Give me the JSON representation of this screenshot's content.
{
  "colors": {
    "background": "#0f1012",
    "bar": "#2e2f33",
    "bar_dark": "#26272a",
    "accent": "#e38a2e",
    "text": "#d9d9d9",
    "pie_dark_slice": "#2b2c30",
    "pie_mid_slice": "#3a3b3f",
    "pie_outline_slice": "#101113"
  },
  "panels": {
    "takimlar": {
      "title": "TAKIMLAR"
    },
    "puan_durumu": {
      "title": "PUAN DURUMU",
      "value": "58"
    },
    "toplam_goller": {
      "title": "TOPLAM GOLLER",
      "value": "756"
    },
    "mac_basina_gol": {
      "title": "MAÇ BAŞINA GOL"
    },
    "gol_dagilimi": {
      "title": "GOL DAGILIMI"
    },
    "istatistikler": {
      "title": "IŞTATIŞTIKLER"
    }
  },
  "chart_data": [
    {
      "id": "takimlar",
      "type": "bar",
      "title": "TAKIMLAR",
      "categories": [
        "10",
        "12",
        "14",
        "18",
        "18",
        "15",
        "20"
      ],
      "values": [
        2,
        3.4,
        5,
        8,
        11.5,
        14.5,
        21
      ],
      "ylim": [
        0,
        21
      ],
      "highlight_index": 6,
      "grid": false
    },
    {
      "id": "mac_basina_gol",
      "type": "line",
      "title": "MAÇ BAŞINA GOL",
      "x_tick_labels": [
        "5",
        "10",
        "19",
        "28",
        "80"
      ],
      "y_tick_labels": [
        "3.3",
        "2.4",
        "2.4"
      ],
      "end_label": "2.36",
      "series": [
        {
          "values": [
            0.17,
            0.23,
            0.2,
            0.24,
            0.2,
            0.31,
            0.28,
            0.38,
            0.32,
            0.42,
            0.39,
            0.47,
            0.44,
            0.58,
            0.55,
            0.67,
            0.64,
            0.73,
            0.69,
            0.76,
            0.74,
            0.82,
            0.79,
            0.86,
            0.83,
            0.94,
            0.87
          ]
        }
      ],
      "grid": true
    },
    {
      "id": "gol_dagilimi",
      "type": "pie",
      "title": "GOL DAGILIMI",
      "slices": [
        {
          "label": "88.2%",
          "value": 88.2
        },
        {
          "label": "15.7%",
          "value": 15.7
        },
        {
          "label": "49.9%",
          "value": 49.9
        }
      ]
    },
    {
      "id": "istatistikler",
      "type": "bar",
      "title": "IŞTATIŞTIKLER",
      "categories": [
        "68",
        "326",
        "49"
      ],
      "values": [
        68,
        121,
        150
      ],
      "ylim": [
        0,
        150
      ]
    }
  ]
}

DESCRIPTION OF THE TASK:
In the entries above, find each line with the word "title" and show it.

THE COMPLETED TASK:
      "title": "TAKIMLAR"
      "title": "PUAN DURUMU",
      "title": "TOPLAM GOLLER",
      "title": "MAÇ BAŞINA GOL"
      "title": "GOL DAGILIMI"
      "title": "IŞTATIŞTIKLER"
      "title": "TAKIMLAR",
      "title": "MAÇ BAŞINA GOL",
      "title": "GOL DAGILIMI",
      "title": "IŞTATIŞTIKLER",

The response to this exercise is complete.